• WORK REQUEST: Give the records back exactly as written, but without the images.

=======

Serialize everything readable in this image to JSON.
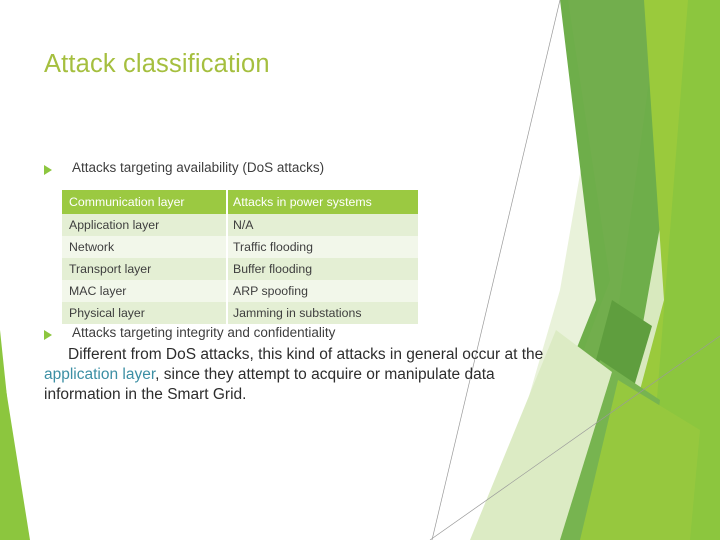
{
  "slide": {
    "title": "Attack classification",
    "theme_colors": {
      "title_green": "#A5BF3F",
      "bullet_green": "#8DC63F",
      "table_header_green": "#9BC941",
      "table_row_light": "#E4EFD4",
      "table_row_lighter": "#F2F7EA",
      "highlight_teal": "#3C8FA4",
      "deco_dark_green": "#6EAE4A",
      "deco_lime_green": "#8CC63E",
      "deco_bright_green": "#9ACA3C",
      "deco_pale_green": "#D8E9BE",
      "deco_very_pale_green": "#E9F2DA",
      "deco_line_gray": "#9A9A9A",
      "body_text": "#3E3E3E"
    },
    "bullets": [
      {
        "marker": "triangle-right",
        "text": "Attacks targeting availability (DoS attacks)"
      },
      {
        "marker": "triangle-right",
        "text": "Attacks targeting integrity and confidentiality"
      }
    ],
    "table": {
      "headers": [
        "Communication layer",
        "Attacks in power systems"
      ],
      "rows": [
        [
          "Application layer",
          "N/A"
        ],
        [
          "Network",
          "Traffic flooding"
        ],
        [
          "Transport layer",
          "Buffer flooding"
        ],
        [
          "MAC layer",
          "ARP spoofing"
        ],
        [
          "Physical layer",
          "Jamming in substations"
        ]
      ]
    },
    "paragraph": {
      "part1": "Different from DoS attacks, this kind of attacks in general occur at the ",
      "highlight": "application layer",
      "part2": ", since they attempt to acquire or manipulate data information in the Smart Grid."
    }
  }
}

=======

• RESPONSE:
Serialize everything readable in this image to JSON.
{
  "slide": {
    "title": "Attack classification",
    "theme_colors": {
      "title_green": "#A5BF3F",
      "bullet_green": "#8DC63F",
      "table_header_green": "#9BC941",
      "table_row_light": "#E4EFD4",
      "table_row_lighter": "#F2F7EA",
      "highlight_teal": "#3C8FA4",
      "deco_dark_green": "#6EAE4A",
      "deco_lime_green": "#8CC63E",
      "deco_bright_green": "#9ACA3C",
      "deco_pale_green": "#D8E9BE",
      "deco_very_pale_green": "#E9F2DA",
      "deco_line_gray": "#9A9A9A",
      "body_text": "#3E3E3E"
    },
    "bullets": [
      {
        "marker": "triangle-right",
        "text": "Attacks targeting availability (DoS attacks)"
      },
      {
        "marker": "triangle-right",
        "text": "Attacks targeting integrity and confidentiality"
      }
    ],
    "table": {
      "headers": [
        "Communication layer",
        "Attacks in power systems"
      ],
      "rows": [
        [
          "Application layer",
          "N/A"
        ],
        [
          "Network",
          "Traffic flooding"
        ],
        [
          "Transport layer",
          "Buffer flooding"
        ],
        [
          "MAC layer",
          "ARP spoofing"
        ],
        [
          "Physical layer",
          "Jamming in substations"
        ]
      ]
    },
    "paragraph": {
      "part1": "Different from DoS attacks, this kind of attacks in general occur at the ",
      "highlight": "application layer",
      "part2": ", since they attempt to acquire or manipulate data information in the Smart Grid."
    }
  }
}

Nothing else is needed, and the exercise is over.